**Task statement**
Here is a block of records. Copy every one of them exactly.

Segment Open

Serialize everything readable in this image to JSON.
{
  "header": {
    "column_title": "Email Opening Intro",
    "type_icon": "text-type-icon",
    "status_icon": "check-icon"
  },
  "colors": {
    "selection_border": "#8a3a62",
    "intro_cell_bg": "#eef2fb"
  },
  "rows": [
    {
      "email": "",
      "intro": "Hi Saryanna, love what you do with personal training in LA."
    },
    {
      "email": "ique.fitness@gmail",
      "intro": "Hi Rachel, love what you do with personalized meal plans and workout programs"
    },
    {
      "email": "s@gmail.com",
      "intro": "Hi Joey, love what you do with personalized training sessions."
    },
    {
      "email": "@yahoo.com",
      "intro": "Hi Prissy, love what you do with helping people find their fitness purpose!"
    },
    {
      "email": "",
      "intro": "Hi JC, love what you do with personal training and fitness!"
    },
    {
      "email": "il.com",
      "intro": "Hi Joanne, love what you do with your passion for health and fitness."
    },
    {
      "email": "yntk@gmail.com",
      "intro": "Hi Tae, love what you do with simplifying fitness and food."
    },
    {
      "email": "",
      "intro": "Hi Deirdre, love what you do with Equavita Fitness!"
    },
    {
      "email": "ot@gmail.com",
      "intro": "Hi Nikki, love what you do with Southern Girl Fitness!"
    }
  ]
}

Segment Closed

**Solution to the exercise**
Serialize everything readable in this image to JSON.
{
  "header": {
    "column_title": "Email Opening Intro",
    "type_icon": "text-type-icon",
    "status_icon": "check-icon"
  },
  "colors": {
    "selection_border": "#8a3a62",
    "intro_cell_bg": "#eef2fb"
  },
  "rows": [
    {
      "email": "",
      "intro": "Hi Saryanna, love what you do with personal training in LA."
    },
    {
      "email": "ique.fitness@gmail",
      "intro": "Hi Rachel, love what you do with personalized meal plans and workout programs"
    },
    {
      "email": "s@gmail.com",
      "intro": "Hi Joey, love what you do with personalized training sessions."
    },
    {
      "email": "@yahoo.com",
      "intro": "Hi Prissy, love what you do with helping people find their fitness purpose!"
    },
    {
      "email": "",
      "intro": "Hi JC, love what you do with personal training and fitness!"
    },
    {
      "email": "il.com",
      "intro": "Hi Joanne, love what you do with your passion for health and fitness."
    },
    {
      "email": "yntk@gmail.com",
      "intro": "Hi Tae, love what you do with simplifying fitness and food."
    },
    {
      "email": "",
      "intro": "Hi Deirdre, love what you do with Equavita Fitness!"
    },
    {
      "email": "ot@gmail.com",
      "intro": "Hi Nikki, love what you do with Southern Girl Fitness!"
    }
  ]
}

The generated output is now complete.